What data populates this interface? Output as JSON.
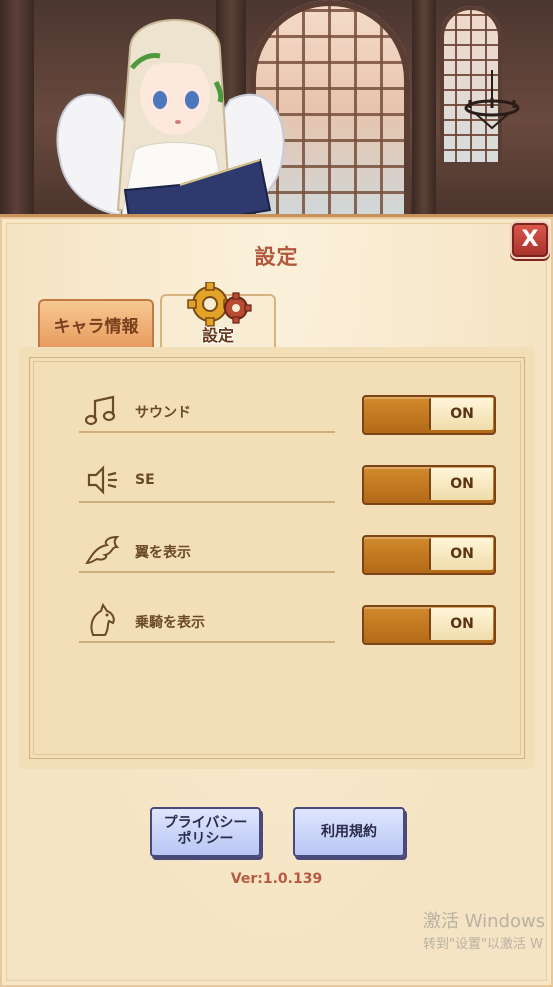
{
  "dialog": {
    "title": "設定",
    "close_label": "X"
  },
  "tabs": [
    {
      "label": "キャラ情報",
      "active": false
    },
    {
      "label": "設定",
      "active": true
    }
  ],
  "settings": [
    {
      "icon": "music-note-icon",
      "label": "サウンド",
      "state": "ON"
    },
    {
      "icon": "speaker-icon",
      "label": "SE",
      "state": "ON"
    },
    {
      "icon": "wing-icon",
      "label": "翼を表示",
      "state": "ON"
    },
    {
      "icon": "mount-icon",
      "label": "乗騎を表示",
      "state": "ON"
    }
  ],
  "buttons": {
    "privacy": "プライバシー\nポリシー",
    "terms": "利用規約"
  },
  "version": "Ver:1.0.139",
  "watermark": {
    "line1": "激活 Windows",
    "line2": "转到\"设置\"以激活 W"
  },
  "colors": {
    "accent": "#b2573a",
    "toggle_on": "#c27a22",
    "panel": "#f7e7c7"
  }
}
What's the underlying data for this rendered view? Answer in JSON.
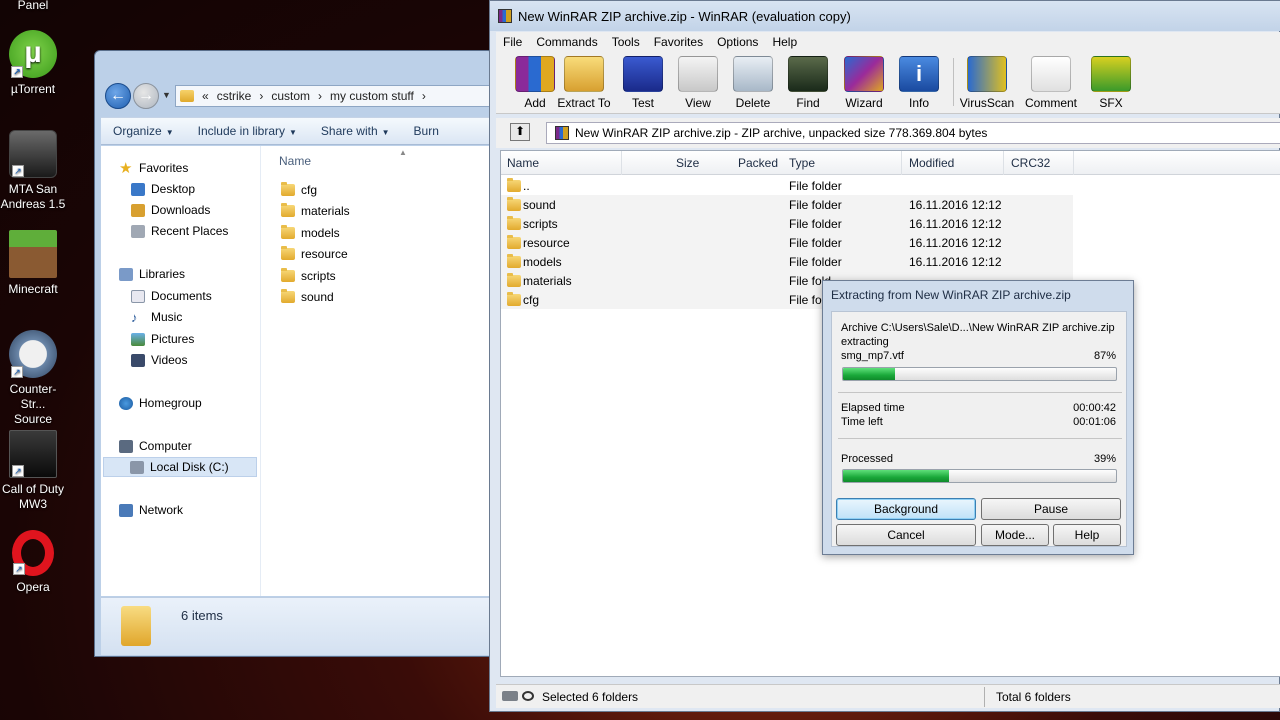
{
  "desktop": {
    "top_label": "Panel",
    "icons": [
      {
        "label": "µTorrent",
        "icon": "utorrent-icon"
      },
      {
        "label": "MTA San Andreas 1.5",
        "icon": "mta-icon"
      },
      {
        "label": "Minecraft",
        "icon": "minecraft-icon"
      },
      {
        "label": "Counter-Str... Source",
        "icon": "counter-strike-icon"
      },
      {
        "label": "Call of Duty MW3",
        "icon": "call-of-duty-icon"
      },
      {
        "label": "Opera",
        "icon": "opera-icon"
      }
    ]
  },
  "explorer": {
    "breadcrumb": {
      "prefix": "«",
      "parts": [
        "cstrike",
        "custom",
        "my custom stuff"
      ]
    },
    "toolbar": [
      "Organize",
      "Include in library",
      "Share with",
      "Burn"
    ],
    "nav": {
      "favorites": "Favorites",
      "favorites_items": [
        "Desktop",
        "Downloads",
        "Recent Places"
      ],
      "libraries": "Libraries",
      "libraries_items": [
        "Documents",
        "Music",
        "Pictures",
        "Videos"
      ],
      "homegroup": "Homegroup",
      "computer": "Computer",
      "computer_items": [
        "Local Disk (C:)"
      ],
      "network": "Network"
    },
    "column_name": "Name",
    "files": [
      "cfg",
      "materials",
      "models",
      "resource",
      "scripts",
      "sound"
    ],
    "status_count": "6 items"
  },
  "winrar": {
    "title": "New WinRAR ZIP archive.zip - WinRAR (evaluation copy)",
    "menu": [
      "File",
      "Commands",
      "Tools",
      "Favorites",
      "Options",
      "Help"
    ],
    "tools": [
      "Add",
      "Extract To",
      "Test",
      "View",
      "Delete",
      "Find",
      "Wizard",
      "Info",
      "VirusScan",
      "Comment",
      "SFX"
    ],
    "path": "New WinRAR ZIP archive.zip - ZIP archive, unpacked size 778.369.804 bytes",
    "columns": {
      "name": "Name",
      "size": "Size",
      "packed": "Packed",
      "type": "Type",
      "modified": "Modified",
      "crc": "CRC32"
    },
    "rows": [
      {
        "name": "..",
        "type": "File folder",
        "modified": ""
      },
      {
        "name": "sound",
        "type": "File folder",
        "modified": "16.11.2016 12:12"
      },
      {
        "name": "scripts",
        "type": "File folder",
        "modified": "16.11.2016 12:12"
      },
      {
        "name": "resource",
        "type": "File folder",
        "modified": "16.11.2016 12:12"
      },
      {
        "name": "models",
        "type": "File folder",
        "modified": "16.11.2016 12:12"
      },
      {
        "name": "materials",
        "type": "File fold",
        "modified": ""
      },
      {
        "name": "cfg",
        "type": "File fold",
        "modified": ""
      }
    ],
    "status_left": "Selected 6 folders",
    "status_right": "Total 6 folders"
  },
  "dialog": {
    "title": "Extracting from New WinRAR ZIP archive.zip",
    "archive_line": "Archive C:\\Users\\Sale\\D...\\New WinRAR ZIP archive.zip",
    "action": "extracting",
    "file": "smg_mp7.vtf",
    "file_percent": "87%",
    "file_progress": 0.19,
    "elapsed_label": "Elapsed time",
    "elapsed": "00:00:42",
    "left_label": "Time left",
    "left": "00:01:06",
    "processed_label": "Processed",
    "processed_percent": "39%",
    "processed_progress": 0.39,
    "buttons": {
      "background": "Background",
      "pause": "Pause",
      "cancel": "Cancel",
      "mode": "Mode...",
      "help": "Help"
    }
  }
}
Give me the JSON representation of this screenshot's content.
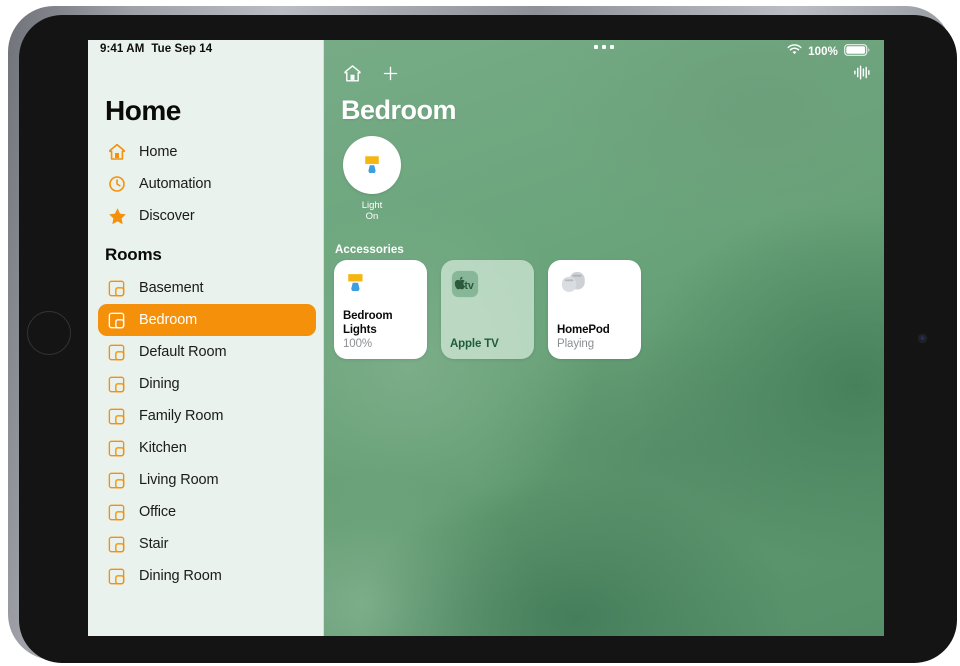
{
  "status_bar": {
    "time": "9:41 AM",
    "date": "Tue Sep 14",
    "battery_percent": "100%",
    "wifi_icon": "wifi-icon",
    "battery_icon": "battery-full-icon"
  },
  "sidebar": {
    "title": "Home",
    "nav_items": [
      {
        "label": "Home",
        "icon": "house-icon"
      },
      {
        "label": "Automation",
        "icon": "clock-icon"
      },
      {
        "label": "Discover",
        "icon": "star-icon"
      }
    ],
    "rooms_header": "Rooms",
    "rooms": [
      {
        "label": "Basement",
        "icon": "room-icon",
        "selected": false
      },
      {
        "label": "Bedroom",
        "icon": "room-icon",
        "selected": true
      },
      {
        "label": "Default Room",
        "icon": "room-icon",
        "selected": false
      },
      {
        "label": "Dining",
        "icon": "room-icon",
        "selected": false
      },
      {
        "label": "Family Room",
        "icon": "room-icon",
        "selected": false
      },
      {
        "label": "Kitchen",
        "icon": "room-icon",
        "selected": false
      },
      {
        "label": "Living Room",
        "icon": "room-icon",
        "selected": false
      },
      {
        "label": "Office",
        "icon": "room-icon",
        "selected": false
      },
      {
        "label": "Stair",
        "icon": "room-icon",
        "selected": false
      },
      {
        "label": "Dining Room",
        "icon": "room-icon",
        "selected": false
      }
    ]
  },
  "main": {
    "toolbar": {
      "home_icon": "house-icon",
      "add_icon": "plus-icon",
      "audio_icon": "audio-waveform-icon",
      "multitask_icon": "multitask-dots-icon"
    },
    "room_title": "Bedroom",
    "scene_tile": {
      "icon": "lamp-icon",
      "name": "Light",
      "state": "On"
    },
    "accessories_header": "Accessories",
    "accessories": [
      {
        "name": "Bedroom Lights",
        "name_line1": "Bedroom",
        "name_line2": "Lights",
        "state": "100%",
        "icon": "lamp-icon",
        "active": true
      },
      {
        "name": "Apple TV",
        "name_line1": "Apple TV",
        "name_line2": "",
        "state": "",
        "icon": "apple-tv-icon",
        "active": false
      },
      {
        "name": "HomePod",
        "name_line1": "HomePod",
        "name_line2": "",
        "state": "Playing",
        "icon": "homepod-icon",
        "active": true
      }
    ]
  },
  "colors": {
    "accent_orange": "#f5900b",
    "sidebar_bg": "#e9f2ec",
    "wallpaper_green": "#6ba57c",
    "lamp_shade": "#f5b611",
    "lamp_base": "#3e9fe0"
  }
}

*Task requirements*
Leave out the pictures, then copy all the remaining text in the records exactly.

*Response*
What data populates this interface? Output as JSON.
{
  "dialog": {
    "title": "設定",
    "close_label": "X"
  },
  "tabs": [
    {
      "label": "キャラ情報",
      "active": false
    },
    {
      "label": "設定",
      "active": true
    }
  ],
  "settings": [
    {
      "icon": "music-note-icon",
      "label": "サウンド",
      "state": "ON"
    },
    {
      "icon": "speaker-icon",
      "label": "SE",
      "state": "ON"
    },
    {
      "icon": "wing-icon",
      "label": "翼を表示",
      "state": "ON"
    },
    {
      "icon": "mount-icon",
      "label": "乗騎を表示",
      "state": "ON"
    }
  ],
  "buttons": {
    "privacy": "プライバシー\nポリシー",
    "terms": "利用規約"
  },
  "version": "Ver:1.0.139",
  "watermark": {
    "line1": "激活 Windows",
    "line2": "转到\"设置\"以激活 W"
  },
  "colors": {
    "accent": "#b2573a",
    "toggle_on": "#c27a22",
    "panel": "#f7e7c7"
  }
}
What's the underlying data for this rendered view? Answer in JSON.
{
  "desktop": {
    "top_label": "Panel",
    "icons": [
      {
        "label": "µTorrent",
        "icon": "utorrent-icon"
      },
      {
        "label": "MTA San Andreas 1.5",
        "icon": "mta-icon"
      },
      {
        "label": "Minecraft",
        "icon": "minecraft-icon"
      },
      {
        "label": "Counter-Str... Source",
        "icon": "counter-strike-icon"
      },
      {
        "label": "Call of Duty MW3",
        "icon": "call-of-duty-icon"
      },
      {
        "label": "Opera",
        "icon": "opera-icon"
      }
    ]
  },
  "explorer": {
    "breadcrumb": {
      "prefix": "«",
      "parts": [
        "cstrike",
        "custom",
        "my custom stuff"
      ]
    },
    "toolbar": [
      "Organize",
      "Include in library",
      "Share with",
      "Burn"
    ],
    "nav": {
      "favorites": "Favorites",
      "favorites_items": [
        "Desktop",
        "Downloads",
        "Recent Places"
      ],
      "libraries": "Libraries",
      "libraries_items": [
        "Documents",
        "Music",
        "Pictures",
        "Videos"
      ],
      "homegroup": "Homegroup",
      "computer": "Computer",
      "computer_items": [
        "Local Disk (C:)"
      ],
      "network": "Network"
    },
    "column_name": "Name",
    "files": [
      "cfg",
      "materials",
      "models",
      "resource",
      "scripts",
      "sound"
    ],
    "status_count": "6 items"
  },
  "winrar": {
    "title": "New WinRAR ZIP archive.zip - WinRAR (evaluation copy)",
    "menu": [
      "File",
      "Commands",
      "Tools",
      "Favorites",
      "Options",
      "Help"
    ],
    "tools": [
      "Add",
      "Extract To",
      "Test",
      "View",
      "Delete",
      "Find",
      "Wizard",
      "Info",
      "VirusScan",
      "Comment",
      "SFX"
    ],
    "path": "New WinRAR ZIP archive.zip - ZIP archive, unpacked size 778.369.804 bytes",
    "columns": {
      "name": "Name",
      "size": "Size",
      "packed": "Packed",
      "type": "Type",
      "modified": "Modified",
      "crc": "CRC32"
    },
    "rows": [
      {
        "name": "..",
        "type": "File folder",
        "modified": ""
      },
      {
        "name": "sound",
        "type": "File folder",
        "modified": "16.11.2016 12:12"
      },
      {
        "name": "scripts",
        "type": "File folder",
        "modified": "16.11.2016 12:12"
      },
      {
        "name": "resource",
        "type": "File folder",
        "modified": "16.11.2016 12:12"
      },
      {
        "name": "models",
        "type": "File folder",
        "modified": "16.11.2016 12:12"
      },
      {
        "name": "materials",
        "type": "File fold",
        "modified": ""
      },
      {
        "name": "cfg",
        "type": "File fold",
        "modified": ""
      }
    ],
    "status_left": "Selected 6 folders",
    "status_right": "Total 6 folders"
  },
  "dialog": {
    "title": "Extracting from New WinRAR ZIP archive.zip",
    "archive_line": "Archive C:\\Users\\Sale\\D...\\New WinRAR ZIP archive.zip",
    "action": "extracting",
    "file": "smg_mp7.vtf",
    "file_percent": "87%",
    "file_progress": 0.19,
    "elapsed_label": "Elapsed time",
    "elapsed": "00:00:42",
    "left_label": "Time left",
    "left": "00:01:06",
    "processed_label": "Processed",
    "processed_percent": "39%",
    "processed_progress": 0.39,
    "buttons": {
      "background": "Background",
      "pause": "Pause",
      "cancel": "Cancel",
      "mode": "Mode...",
      "help": "Help"
    }
  }
}
Give me the JSON representation of this screenshot's content.
{
  "status_bar": {
    "time": "9:41 AM",
    "date": "Tue Sep 14",
    "battery_percent": "100%",
    "wifi_icon": "wifi-icon",
    "battery_icon": "battery-full-icon"
  },
  "sidebar": {
    "title": "Home",
    "nav_items": [
      {
        "label": "Home",
        "icon": "house-icon"
      },
      {
        "label": "Automation",
        "icon": "clock-icon"
      },
      {
        "label": "Discover",
        "icon": "star-icon"
      }
    ],
    "rooms_header": "Rooms",
    "rooms": [
      {
        "label": "Basement",
        "icon": "room-icon",
        "selected": false
      },
      {
        "label": "Bedroom",
        "icon": "room-icon",
        "selected": true
      },
      {
        "label": "Default Room",
        "icon": "room-icon",
        "selected": false
      },
      {
        "label": "Dining",
        "icon": "room-icon",
        "selected": false
      },
      {
        "label": "Family Room",
        "icon": "room-icon",
        "selected": false
      },
      {
        "label": "Kitchen",
        "icon": "room-icon",
        "selected": false
      },
      {
        "label": "Living Room",
        "icon": "room-icon",
        "selected": false
      },
      {
        "label": "Office",
        "icon": "room-icon",
        "selected": false
      },
      {
        "label": "Stair",
        "icon": "room-icon",
        "selected": false
      },
      {
        "label": "Dining Room",
        "icon": "room-icon",
        "selected": false
      }
    ]
  },
  "main": {
    "toolbar": {
      "home_icon": "house-icon",
      "add_icon": "plus-icon",
      "audio_icon": "audio-waveform-icon",
      "multitask_icon": "multitask-dots-icon"
    },
    "room_title": "Bedroom",
    "scene_tile": {
      "icon": "lamp-icon",
      "name": "Light",
      "state": "On"
    },
    "accessories_header": "Accessories",
    "accessories": [
      {
        "name": "Bedroom Lights",
        "name_line1": "Bedroom",
        "name_line2": "Lights",
        "state": "100%",
        "icon": "lamp-icon",
        "active": true
      },
      {
        "name": "Apple TV",
        "name_line1": "Apple TV",
        "name_line2": "",
        "state": "",
        "icon": "apple-tv-icon",
        "active": false
      },
      {
        "name": "HomePod",
        "name_line1": "HomePod",
        "name_line2": "",
        "state": "Playing",
        "icon": "homepod-icon",
        "active": true
      }
    ]
  },
  "colors": {
    "accent_orange": "#f5900b",
    "sidebar_bg": "#e9f2ec",
    "wallpaper_green": "#6ba57c",
    "lamp_shade": "#f5b611",
    "lamp_base": "#3e9fe0"
  }
}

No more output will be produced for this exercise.